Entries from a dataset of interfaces

———

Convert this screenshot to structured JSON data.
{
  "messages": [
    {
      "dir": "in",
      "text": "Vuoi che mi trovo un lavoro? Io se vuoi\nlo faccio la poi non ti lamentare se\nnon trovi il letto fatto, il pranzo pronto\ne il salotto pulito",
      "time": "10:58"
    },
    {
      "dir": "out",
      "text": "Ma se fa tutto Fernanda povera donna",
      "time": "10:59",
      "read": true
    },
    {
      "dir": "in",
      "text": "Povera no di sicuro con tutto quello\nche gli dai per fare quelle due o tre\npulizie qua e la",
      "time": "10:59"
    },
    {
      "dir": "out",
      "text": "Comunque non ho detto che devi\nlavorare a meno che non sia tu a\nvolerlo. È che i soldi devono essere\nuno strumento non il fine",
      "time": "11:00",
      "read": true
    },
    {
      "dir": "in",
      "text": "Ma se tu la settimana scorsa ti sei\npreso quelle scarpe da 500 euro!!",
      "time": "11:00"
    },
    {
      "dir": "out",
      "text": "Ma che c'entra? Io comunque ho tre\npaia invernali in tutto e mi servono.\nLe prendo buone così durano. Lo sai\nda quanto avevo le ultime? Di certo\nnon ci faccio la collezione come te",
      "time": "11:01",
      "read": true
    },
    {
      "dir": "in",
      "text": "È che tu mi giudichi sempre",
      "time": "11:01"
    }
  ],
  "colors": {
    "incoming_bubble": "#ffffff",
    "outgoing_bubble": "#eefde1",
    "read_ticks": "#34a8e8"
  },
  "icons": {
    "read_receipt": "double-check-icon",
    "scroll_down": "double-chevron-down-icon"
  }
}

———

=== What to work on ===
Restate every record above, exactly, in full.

=== Written answer ===
Convert this screenshot to structured JSON data.
{
  "messages": [
    {
      "dir": "in",
      "text": "Vuoi che mi trovo un lavoro? Io se vuoi\nlo faccio la poi non ti lamentare se\nnon trovi il letto fatto, il pranzo pronto\ne il salotto pulito",
      "time": "10:58"
    },
    {
      "dir": "out",
      "text": "Ma se fa tutto Fernanda povera donna",
      "time": "10:59",
      "read": true
    },
    {
      "dir": "in",
      "text": "Povera no di sicuro con tutto quello\nche gli dai per fare quelle due o tre\npulizie qua e la",
      "time": "10:59"
    },
    {
      "dir": "out",
      "text": "Comunque non ho detto che devi\nlavorare a meno che non sia tu a\nvolerlo. È che i soldi devono essere\nuno strumento non il fine",
      "time": "11:00",
      "read": true
    },
    {
      "dir": "in",
      "text": "Ma se tu la settimana scorsa ti sei\npreso quelle scarpe da 500 euro!!",
      "time": "11:00"
    },
    {
      "dir": "out",
      "text": "Ma che c'entra? Io comunque ho tre\npaia invernali in tutto e mi servono.\nLe prendo buone così durano. Lo sai\nda quanto avevo le ultime? Di certo\nnon ci faccio la collezione come te",
      "time": "11:01",
      "read": true
    },
    {
      "dir": "in",
      "text": "È che tu mi giudichi sempre",
      "time": "11:01"
    }
  ],
  "colors": {
    "incoming_bubble": "#ffffff",
    "outgoing_bubble": "#eefde1",
    "read_ticks": "#34a8e8"
  },
  "icons": {
    "read_receipt": "double-check-icon",
    "scroll_down": "double-chevron-down-icon"
  }
}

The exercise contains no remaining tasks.